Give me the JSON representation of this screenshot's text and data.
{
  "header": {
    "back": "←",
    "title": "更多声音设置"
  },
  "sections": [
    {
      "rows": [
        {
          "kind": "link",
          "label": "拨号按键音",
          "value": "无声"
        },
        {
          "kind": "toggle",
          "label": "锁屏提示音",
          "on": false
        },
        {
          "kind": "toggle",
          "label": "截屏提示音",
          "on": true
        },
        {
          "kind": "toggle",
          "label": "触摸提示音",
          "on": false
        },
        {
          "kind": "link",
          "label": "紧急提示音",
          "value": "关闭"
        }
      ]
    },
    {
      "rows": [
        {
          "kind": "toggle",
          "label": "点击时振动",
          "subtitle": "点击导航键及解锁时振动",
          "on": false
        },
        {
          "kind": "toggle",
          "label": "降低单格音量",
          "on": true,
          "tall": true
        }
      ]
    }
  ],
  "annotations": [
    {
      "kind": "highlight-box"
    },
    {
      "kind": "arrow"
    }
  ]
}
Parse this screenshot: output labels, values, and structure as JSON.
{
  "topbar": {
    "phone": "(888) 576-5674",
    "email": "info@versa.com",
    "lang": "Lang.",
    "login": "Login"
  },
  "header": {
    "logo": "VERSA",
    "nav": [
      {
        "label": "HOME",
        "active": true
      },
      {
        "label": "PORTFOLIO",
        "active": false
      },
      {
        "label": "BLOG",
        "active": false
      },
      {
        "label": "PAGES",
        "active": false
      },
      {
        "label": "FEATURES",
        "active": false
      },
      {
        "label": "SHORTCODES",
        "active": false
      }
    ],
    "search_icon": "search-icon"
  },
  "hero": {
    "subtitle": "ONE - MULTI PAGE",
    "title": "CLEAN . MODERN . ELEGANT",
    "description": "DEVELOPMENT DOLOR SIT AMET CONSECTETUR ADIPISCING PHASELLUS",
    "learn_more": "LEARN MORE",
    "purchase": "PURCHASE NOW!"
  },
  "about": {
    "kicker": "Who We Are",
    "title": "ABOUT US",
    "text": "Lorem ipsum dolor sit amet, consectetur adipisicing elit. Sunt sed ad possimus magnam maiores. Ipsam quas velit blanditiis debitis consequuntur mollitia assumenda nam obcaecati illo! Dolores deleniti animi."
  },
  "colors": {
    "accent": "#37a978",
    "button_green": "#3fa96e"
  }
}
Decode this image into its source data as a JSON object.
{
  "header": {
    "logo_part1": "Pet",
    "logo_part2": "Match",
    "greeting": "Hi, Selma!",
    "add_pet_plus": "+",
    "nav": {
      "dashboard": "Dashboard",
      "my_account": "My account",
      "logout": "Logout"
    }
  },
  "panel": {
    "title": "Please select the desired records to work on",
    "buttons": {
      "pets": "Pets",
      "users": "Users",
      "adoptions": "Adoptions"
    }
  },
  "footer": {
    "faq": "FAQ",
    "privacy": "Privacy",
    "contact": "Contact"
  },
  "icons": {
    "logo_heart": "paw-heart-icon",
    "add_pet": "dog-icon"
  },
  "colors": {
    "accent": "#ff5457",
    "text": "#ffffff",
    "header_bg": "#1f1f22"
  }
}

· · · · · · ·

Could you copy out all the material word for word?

Give me the JSON representation of this screenshot's text and data.
{
  "header": {
    "back": "←",
    "title": "更多声音设置"
  },
  "sections": [
    {
      "rows": [
        {
          "kind": "link",
          "label": "拨号按键音",
          "value": "无声"
        },
        {
          "kind": "toggle",
          "label": "锁屏提示音",
          "on": false
        },
        {
          "kind": "toggle",
          "label": "截屏提示音",
          "on": true
        },
        {
          "kind": "toggle",
          "label": "触摸提示音",
          "on": false
        },
        {
          "kind": "link",
          "label": "紧急提示音",
          "value": "关闭"
        }
      ]
    },
    {
      "rows": [
        {
          "kind": "toggle",
          "label": "点击时振动",
          "subtitle": "点击导航键及解锁时振动",
          "on": false
        },
        {
          "kind": "toggle",
          "label": "降低单格音量",
          "on": true,
          "tall": true
        }
      ]
    }
  ],
  "annotations": [
    {
      "kind": "highlight-box"
    },
    {
      "kind": "arrow"
    }
  ]
}
Parse this screenshot: output labels, values, and structure as JSON.
{
  "topbar": {
    "phone": "(888) 576-5674",
    "email": "info@versa.com",
    "lang": "Lang.",
    "login": "Login"
  },
  "header": {
    "logo": "VERSA",
    "nav": [
      {
        "label": "HOME",
        "active": true
      },
      {
        "label": "PORTFOLIO",
        "active": false
      },
      {
        "label": "BLOG",
        "active": false
      },
      {
        "label": "PAGES",
        "active": false
      },
      {
        "label": "FEATURES",
        "active": false
      },
      {
        "label": "SHORTCODES",
        "active": false
      }
    ],
    "search_icon": "search-icon"
  },
  "hero": {
    "subtitle": "ONE - MULTI PAGE",
    "title": "CLEAN . MODERN . ELEGANT",
    "description": "DEVELOPMENT DOLOR SIT AMET CONSECTETUR ADIPISCING PHASELLUS",
    "learn_more": "LEARN MORE",
    "purchase": "PURCHASE NOW!"
  },
  "about": {
    "kicker": "Who We Are",
    "title": "ABOUT US",
    "text": "Lorem ipsum dolor sit amet, consectetur adipisicing elit. Sunt sed ad possimus magnam maiores. Ipsam quas velit blanditiis debitis consequuntur mollitia assumenda nam obcaecati illo! Dolores deleniti animi."
  },
  "colors": {
    "accent": "#37a978",
    "button_green": "#3fa96e"
  }
}
Decode this image into its source data as a JSON object.
{
  "header": {
    "logo_part1": "Pet",
    "logo_part2": "Match",
    "greeting": "Hi, Selma!",
    "add_pet_plus": "+",
    "nav": {
      "dashboard": "Dashboard",
      "my_account": "My account",
      "logout": "Logout"
    }
  },
  "panel": {
    "title": "Please select the desired records to work on",
    "buttons": {
      "pets": "Pets",
      "users": "Users",
      "adoptions": "Adoptions"
    }
  },
  "footer": {
    "faq": "FAQ",
    "privacy": "Privacy",
    "contact": "Contact"
  },
  "icons": {
    "logo_heart": "paw-heart-icon",
    "add_pet": "dog-icon"
  },
  "colors": {
    "accent": "#ff5457",
    "text": "#ffffff",
    "header_bg": "#1f1f22"
  }
}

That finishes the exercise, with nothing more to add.